Unlike other social networks that rely on previous relationships, Gravity connects users with others "you should know and should be talking to because they share your passions." Rather than rely on existing social connections, Gravity encourages users to make new ones.
Using metaphors from astrophysics Gravity allows users to create "Worlds" (topics)
that they can "orbit" (follow). This metaphor does not extend to "Amir, the friendly neighborhood dinosaur" that serves as the guide.
There are real-time notifications to conversations that one "orbits," and the company indicates there will be an API that allows widgets to be embedded elsewhere.
Although Gravity seeks to do something new, the dinosaur might be an apt mascot, for the site seems to be in most respects a combination of forums and groups - two of the Internet's earliest forms of social networking.
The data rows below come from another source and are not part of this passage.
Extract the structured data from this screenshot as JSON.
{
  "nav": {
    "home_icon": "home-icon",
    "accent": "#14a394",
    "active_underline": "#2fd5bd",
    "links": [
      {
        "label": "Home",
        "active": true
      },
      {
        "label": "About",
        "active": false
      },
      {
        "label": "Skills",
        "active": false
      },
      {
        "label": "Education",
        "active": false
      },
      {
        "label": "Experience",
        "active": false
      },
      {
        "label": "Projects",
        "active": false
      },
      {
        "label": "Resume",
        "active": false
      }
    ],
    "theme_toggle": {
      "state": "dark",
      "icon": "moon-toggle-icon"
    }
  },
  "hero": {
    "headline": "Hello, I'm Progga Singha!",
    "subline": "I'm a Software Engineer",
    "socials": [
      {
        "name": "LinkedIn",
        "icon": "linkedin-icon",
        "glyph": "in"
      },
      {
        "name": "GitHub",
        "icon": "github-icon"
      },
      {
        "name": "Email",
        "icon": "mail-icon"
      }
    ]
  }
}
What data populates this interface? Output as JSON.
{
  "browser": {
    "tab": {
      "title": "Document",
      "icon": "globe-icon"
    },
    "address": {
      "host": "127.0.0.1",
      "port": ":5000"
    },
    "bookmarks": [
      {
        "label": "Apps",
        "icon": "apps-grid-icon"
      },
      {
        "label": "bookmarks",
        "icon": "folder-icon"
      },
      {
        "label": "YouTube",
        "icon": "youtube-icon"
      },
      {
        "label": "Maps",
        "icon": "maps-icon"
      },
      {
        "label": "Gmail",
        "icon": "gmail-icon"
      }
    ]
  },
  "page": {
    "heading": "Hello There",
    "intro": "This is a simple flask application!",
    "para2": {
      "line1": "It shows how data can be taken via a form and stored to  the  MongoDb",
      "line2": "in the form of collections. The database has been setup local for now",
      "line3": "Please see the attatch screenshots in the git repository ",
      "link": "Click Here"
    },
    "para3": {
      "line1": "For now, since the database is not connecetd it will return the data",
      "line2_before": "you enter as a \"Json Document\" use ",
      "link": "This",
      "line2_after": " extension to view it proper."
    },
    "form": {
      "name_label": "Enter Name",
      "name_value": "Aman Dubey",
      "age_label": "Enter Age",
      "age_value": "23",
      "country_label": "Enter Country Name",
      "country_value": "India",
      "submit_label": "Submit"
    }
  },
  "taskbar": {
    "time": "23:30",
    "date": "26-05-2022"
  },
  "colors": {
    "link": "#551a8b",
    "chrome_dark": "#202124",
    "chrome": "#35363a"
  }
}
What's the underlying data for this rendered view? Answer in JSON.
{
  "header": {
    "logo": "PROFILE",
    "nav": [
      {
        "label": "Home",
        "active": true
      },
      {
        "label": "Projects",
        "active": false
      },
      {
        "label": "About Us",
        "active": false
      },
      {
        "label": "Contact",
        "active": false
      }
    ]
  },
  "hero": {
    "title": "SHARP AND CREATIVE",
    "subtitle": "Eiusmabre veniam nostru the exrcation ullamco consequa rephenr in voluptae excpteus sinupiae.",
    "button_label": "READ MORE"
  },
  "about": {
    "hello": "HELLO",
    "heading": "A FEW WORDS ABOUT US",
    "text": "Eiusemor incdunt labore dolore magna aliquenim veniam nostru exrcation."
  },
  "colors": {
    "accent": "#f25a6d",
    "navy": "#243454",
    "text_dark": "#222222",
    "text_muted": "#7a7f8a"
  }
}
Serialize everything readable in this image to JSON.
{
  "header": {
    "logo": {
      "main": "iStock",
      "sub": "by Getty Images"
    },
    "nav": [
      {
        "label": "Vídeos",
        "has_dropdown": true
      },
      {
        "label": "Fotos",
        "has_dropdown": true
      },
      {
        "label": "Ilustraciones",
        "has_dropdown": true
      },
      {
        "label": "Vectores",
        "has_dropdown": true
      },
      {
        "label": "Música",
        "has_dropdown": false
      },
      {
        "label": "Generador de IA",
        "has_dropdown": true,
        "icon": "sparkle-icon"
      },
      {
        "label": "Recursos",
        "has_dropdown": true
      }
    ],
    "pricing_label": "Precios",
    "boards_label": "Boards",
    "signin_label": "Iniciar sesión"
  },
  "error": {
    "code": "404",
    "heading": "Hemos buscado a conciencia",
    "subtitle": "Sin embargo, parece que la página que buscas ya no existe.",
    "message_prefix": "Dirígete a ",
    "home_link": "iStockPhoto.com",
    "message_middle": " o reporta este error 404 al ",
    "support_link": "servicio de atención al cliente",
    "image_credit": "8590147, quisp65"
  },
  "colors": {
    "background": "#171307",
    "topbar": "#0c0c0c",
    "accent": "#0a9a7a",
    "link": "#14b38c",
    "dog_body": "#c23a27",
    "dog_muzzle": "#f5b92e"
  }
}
The threads are organized chronologically, with embedded comments and the ever-popular "like" feature.
Liz Gannes wrote tonight on GigaOm that "the back end is a dynamic 'interest graph' with deep analytics about people's participation." She notes though that Om Malik "thinks the company is just hoping to latch onto general tech industry excitement about big data." TechCrunch had in-depth coverage of the company's plans for its data in December.
The service has been in private beta since December, and those who are active on Gravity already seem to be pleased with the service and with its look-and-feel. I did get quick and friendly responses to the conversations I started there, although admittedly the topics seemed, well, conversational. Contrast this with an informational site like Quora, a site founded by former Facebook CTO Adam D'Angelo, where users participate less in conversation than in Q&A. SnapGroups, a site started by Yahoo Groups inventor Mark Fletcher earlier this month, is similar as well.
Some say there are two types of people in social networking: those who like Facebook and those who prefer MySpace. The difference between Quora and Gravity might just echo this.